“Oswaldo Payá was a committed advocate for the freedom of the Cuban people, and his work and legacy must never be forgotten,” said Nelson.
“In 2012, Cuban dissident Oswaldo Payá was murdered by the Castro regime, which attempted to disguise the assassination as a car crash,” said Rubio. “For decades the Castros have systematically murdered, imprisoned, and brutalized their political opponents, and Oswaldo was no exception. He was a brave advocate for freedom and human rights, and if the Cuban government has nothing to hide it should allow an independent investigation into his death to proceed so that his family can receive closure.”

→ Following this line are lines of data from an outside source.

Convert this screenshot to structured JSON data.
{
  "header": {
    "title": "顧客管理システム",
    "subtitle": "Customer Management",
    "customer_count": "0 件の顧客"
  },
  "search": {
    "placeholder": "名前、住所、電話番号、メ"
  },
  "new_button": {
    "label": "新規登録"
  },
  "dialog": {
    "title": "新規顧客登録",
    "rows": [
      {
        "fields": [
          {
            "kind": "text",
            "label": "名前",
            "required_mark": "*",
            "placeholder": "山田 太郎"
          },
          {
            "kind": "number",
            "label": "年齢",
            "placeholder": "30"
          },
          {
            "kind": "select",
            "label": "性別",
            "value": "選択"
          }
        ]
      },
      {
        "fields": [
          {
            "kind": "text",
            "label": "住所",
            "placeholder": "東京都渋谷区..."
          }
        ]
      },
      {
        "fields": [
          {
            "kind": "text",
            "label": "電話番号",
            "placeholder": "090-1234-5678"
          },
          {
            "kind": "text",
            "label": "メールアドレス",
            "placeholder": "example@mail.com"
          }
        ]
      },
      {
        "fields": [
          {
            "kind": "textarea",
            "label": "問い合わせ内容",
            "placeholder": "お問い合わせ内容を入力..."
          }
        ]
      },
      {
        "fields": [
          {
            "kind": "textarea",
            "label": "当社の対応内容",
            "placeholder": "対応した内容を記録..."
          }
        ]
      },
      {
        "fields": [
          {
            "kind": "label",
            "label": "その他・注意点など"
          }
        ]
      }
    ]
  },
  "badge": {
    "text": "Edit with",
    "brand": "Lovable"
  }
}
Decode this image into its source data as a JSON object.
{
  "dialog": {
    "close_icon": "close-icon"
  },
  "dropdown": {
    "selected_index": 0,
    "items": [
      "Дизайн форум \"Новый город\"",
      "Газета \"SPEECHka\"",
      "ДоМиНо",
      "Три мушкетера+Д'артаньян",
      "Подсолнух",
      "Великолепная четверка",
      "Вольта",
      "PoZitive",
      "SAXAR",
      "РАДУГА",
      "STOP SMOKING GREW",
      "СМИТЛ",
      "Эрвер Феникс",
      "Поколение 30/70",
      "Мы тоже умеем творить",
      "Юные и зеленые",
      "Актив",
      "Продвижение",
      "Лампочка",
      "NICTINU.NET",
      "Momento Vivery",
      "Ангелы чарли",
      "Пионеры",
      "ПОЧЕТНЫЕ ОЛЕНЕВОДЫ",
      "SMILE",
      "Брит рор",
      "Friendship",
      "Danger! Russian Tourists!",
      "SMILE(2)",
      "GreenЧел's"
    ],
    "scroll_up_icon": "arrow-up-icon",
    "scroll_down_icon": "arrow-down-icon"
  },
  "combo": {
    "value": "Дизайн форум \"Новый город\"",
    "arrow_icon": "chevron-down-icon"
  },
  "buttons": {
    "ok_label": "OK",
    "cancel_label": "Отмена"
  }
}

“Five years after the tragic accident that took Oswaldo Paya’s life, and in a demonstration of the twisted nature of the Castro regime, we still have not gotten to the bottom of what actually happened to the most visible face and leader of Cuba’s peaceful opposition movement,” said Menendez. “We cannot allow innocent members of the international community to be brutalized and victimized by a regime so they can hide the truth. That is why I am proud to join my colleagues in this effort to undertake a full and independent investigation of the suspicious circumstances surrounding Oswaldo Paya’s tragic death, and vow to continue looking for ways to hold the Castro regime accountable for their brutality and repression that has deprived the Cuban people of the basic human rights we so proudly proclaim to support around the world.”
"Oswaldo Paya dedicated his life to promoting democratic freedoms and human rights in Cuba. His legacy will never be forgotten and continues to inspire dissidents to this day – in Cuba and in other countries under tyrannical rule, like Venezuela. We must send a powerful statement to Raul Castro that here in the United States of America, we stand with freedom fighters like Oswaldo Paya, who worked to bring hope and liberty to an oppressed nation and make a better Cuba, free of communist rule," said Cruz.
“Oswaldo Payá’s courageous pursuit of freedom and justice left a legacy that inspires those fighting for human rights and democratic values,” Merkley said. “I’m joining my colleagues in honoring that legacy by demanding a full, transparent investigation into his death.”
An early critic of the Castro regime, Oswaldo Payá founded the Christian Liberation Movement (MLC) in 1988 to promote democracy and civil liberties through non-violent resistance. A decade later, the organization established the Varela Project, which sought to advance democratic reforms by exploiting a provision in the Cuban Constitution allowing the public to introduce legislation. In 2003, the Cuban government arrested 25 members of the Project and 40 members of the MLC, drawing international condemnation and sparking the creation of the Ladies in White movement. Payá, his family, and collaborators endured years of harassment by authorities for their efforts to improve the lives of the Cuban people.
In recent years, Senator Durbin has also called on the Inter-American Commission on Human Rights of the Organization of American States to investigate Payá’s death. And in 2013, Senator Durbin met with Payá’s daughter, Rosa María.
Previous Article Next Article